◆ **EXERCISE DETAILS**
For the records below, give the number of lines where the string "config" occurs. Include nothing else.

***** SOURCE DATA

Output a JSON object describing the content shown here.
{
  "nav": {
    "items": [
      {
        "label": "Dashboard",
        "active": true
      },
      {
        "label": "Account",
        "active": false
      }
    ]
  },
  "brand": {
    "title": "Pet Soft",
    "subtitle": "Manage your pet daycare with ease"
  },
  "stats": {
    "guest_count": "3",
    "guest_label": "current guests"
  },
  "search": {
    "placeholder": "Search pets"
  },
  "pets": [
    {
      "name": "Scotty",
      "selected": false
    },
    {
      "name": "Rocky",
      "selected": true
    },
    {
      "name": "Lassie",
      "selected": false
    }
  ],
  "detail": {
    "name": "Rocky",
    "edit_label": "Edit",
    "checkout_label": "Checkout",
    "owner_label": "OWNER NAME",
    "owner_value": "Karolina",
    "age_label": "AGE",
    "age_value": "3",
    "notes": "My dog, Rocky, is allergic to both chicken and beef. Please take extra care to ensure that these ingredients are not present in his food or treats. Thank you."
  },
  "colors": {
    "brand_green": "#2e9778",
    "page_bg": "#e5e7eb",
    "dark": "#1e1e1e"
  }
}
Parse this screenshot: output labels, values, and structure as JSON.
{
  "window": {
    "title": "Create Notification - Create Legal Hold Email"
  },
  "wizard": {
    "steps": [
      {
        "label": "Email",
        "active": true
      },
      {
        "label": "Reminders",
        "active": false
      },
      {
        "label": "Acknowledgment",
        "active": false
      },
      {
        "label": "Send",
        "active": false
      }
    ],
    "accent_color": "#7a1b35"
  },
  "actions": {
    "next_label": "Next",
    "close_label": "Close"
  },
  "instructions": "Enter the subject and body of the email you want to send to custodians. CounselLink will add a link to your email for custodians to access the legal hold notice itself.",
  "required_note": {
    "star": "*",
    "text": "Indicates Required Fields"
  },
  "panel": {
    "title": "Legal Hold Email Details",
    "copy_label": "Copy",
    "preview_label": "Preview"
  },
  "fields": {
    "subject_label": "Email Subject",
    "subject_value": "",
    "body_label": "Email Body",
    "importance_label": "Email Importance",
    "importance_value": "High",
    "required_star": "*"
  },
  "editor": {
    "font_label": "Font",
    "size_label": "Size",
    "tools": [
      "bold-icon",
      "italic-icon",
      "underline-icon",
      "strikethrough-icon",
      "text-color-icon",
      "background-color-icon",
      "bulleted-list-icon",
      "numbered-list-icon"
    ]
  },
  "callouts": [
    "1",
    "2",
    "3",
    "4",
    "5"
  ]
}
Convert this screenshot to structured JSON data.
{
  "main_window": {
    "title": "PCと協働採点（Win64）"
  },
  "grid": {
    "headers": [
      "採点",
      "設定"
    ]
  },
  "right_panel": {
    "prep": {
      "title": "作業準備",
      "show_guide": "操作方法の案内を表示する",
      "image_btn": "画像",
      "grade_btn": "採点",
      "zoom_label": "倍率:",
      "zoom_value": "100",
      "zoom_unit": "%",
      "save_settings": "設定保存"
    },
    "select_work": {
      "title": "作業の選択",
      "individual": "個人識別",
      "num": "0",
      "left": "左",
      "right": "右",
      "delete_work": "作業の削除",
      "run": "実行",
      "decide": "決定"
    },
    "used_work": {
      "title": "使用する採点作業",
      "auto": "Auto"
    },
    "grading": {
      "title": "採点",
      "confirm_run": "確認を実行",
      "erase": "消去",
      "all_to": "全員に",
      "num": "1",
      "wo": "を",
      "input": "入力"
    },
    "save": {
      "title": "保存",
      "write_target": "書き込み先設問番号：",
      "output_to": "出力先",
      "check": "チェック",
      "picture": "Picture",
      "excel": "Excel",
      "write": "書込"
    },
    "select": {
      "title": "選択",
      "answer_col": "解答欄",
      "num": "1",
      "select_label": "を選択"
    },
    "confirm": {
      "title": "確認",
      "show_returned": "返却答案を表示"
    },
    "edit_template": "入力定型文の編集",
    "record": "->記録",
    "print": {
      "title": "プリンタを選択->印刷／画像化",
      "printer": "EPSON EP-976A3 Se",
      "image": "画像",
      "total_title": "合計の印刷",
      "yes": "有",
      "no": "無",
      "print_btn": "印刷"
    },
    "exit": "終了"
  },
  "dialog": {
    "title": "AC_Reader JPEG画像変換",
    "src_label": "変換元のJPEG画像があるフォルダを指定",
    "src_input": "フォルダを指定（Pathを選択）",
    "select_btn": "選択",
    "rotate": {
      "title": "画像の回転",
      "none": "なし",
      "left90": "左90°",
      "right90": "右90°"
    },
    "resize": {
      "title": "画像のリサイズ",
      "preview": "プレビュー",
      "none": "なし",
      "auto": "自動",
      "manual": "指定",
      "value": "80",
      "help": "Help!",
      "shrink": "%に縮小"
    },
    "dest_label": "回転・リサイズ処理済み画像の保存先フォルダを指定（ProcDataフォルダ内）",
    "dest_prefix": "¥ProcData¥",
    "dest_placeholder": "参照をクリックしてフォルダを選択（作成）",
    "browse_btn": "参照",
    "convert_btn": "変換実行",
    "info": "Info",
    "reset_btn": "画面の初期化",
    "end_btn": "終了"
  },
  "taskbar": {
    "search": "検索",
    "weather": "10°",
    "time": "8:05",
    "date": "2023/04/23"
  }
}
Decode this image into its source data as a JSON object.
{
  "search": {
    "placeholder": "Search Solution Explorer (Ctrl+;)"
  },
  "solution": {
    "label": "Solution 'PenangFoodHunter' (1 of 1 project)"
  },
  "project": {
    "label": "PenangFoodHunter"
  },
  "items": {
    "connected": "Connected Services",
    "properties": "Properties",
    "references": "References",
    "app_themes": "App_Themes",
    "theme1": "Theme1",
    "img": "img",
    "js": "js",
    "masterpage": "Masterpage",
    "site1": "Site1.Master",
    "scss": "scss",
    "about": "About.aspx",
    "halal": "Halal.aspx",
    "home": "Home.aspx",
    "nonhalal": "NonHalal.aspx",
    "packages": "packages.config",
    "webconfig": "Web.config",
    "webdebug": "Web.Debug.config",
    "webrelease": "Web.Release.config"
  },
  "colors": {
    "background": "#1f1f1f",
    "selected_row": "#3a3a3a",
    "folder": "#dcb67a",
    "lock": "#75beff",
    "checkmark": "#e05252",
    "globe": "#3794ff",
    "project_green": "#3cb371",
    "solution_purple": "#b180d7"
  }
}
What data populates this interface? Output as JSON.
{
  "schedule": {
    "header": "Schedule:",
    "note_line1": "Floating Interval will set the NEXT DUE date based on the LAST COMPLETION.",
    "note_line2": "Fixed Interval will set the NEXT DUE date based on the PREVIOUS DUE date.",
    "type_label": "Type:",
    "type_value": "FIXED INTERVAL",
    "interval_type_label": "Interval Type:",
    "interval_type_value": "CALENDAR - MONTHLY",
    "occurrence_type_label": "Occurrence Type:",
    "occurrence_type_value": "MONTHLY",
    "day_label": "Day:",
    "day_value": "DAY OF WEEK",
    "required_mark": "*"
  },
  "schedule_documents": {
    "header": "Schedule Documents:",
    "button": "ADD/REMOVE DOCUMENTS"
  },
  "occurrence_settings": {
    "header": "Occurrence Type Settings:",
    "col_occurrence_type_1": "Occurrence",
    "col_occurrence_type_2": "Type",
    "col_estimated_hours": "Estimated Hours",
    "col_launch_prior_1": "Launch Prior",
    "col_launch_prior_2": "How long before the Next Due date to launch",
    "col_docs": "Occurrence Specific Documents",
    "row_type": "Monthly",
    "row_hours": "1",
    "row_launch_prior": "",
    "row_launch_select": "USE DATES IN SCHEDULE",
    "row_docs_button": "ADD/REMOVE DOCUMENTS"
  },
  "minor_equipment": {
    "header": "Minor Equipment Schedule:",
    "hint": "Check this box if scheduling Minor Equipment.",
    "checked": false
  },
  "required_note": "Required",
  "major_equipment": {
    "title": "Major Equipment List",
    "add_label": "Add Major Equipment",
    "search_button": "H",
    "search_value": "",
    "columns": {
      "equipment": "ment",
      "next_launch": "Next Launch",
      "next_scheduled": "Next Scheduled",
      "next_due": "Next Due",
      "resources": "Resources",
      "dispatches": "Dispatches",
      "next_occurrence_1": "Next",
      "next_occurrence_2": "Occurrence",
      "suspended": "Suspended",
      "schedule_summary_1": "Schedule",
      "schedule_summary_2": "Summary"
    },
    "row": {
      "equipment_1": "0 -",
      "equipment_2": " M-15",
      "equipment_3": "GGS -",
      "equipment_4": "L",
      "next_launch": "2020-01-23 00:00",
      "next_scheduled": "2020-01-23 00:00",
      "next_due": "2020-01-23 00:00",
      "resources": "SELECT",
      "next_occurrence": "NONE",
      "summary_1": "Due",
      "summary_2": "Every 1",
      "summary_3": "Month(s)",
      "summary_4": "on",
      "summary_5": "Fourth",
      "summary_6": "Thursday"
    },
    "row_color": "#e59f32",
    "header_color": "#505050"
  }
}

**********

◆ **RESPONSE**
4